[Given entries]
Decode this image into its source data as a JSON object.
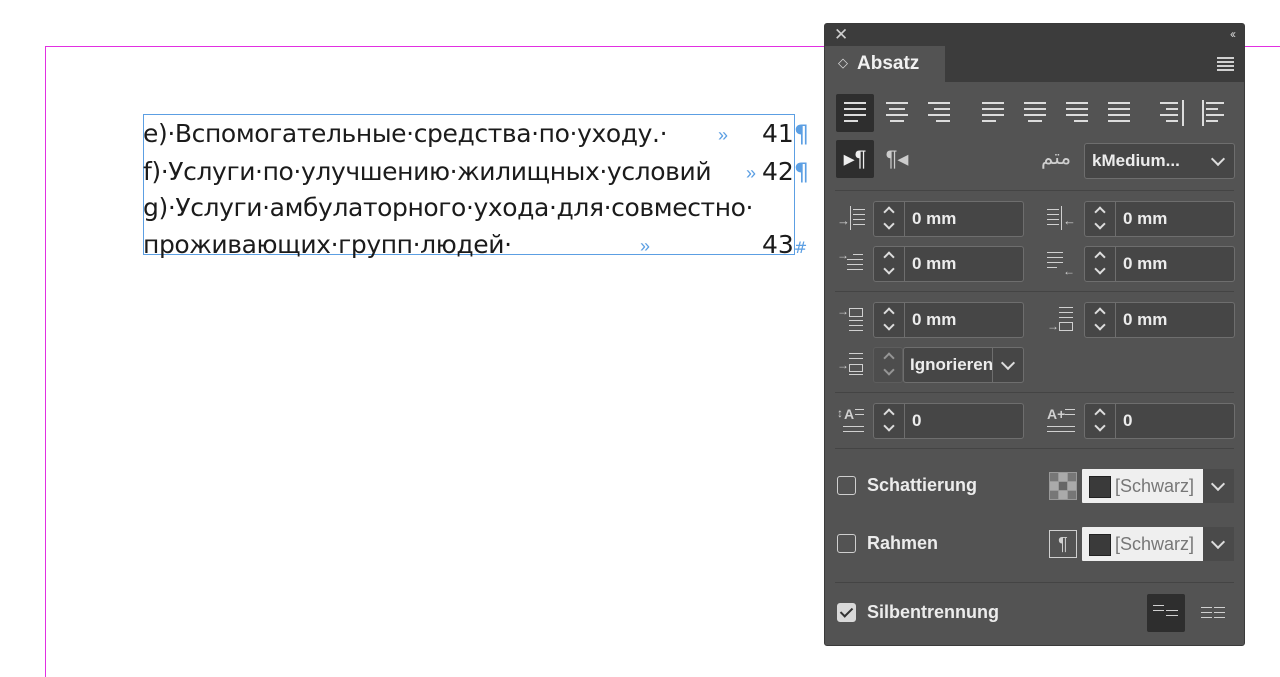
{
  "document": {
    "lines": [
      {
        "text": "e)·Вспомогательные·средства·по·уходу.·",
        "page": "41"
      },
      {
        "text": "f)·Услуги·по·улучшению·жилищных·условий",
        "page": "42"
      },
      {
        "text": "g)·Услуги·амбулаторного·ухода·для·совместно·",
        "page": ""
      },
      {
        "text": "проживающих·групп·людей·",
        "page": "43"
      }
    ],
    "pilcrow": "¶",
    "end_mark": "#",
    "tab_glyph": "»"
  },
  "panel": {
    "close_glyph": "✕",
    "collapse_glyph": "‹‹",
    "tab_arrows": "◇",
    "tab_label": "Absatz",
    "direction_ltr": "▸¶",
    "direction_rtl": "¶◂",
    "composer_icon": "arabic-kashida-icon",
    "composer_glyph": "متم",
    "composer_value": "kMedium...",
    "left_indent": "0 mm",
    "right_indent": "0 mm",
    "first_line_indent": "0 mm",
    "last_line_indent": "0 mm",
    "space_before": "0 mm",
    "space_after": "0 mm",
    "align_to_grid": "Ignorieren",
    "drop_cap_lines": "0",
    "drop_cap_chars": "0",
    "shading_label": "Schattierung",
    "shading_checked": false,
    "shading_swatch": "[Schwarz]",
    "border_label": "Rahmen",
    "border_checked": false,
    "border_swatch": "[Schwarz]",
    "hyphenate_label": "Silbentrennung",
    "hyphenate_checked": true,
    "colors": {
      "panel_bg": "#535353",
      "panel_header": "#3c3c3c",
      "field_bg": "#464646",
      "guide": "#e22fe2",
      "frame": "#5c9fe3"
    }
  }
}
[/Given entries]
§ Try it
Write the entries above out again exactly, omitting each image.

§ Response area
Decode this image into its source data as a JSON object.
{
  "document": {
    "lines": [
      {
        "text": "e)·Вспомогательные·средства·по·уходу.·",
        "page": "41"
      },
      {
        "text": "f)·Услуги·по·улучшению·жилищных·условий",
        "page": "42"
      },
      {
        "text": "g)·Услуги·амбулаторного·ухода·для·совместно·",
        "page": ""
      },
      {
        "text": "проживающих·групп·людей·",
        "page": "43"
      }
    ],
    "pilcrow": "¶",
    "end_mark": "#",
    "tab_glyph": "»"
  },
  "panel": {
    "close_glyph": "✕",
    "collapse_glyph": "‹‹",
    "tab_arrows": "◇",
    "tab_label": "Absatz",
    "direction_ltr": "▸¶",
    "direction_rtl": "¶◂",
    "composer_icon": "arabic-kashida-icon",
    "composer_glyph": "متم",
    "composer_value": "kMedium...",
    "left_indent": "0 mm",
    "right_indent": "0 mm",
    "first_line_indent": "0 mm",
    "last_line_indent": "0 mm",
    "space_before": "0 mm",
    "space_after": "0 mm",
    "align_to_grid": "Ignorieren",
    "drop_cap_lines": "0",
    "drop_cap_chars": "0",
    "shading_label": "Schattierung",
    "shading_checked": false,
    "shading_swatch": "[Schwarz]",
    "border_label": "Rahmen",
    "border_checked": false,
    "border_swatch": "[Schwarz]",
    "hyphenate_label": "Silbentrennung",
    "hyphenate_checked": true,
    "colors": {
      "panel_bg": "#535353",
      "panel_header": "#3c3c3c",
      "field_bg": "#464646",
      "guide": "#e22fe2",
      "frame": "#5c9fe3"
    }
  }
}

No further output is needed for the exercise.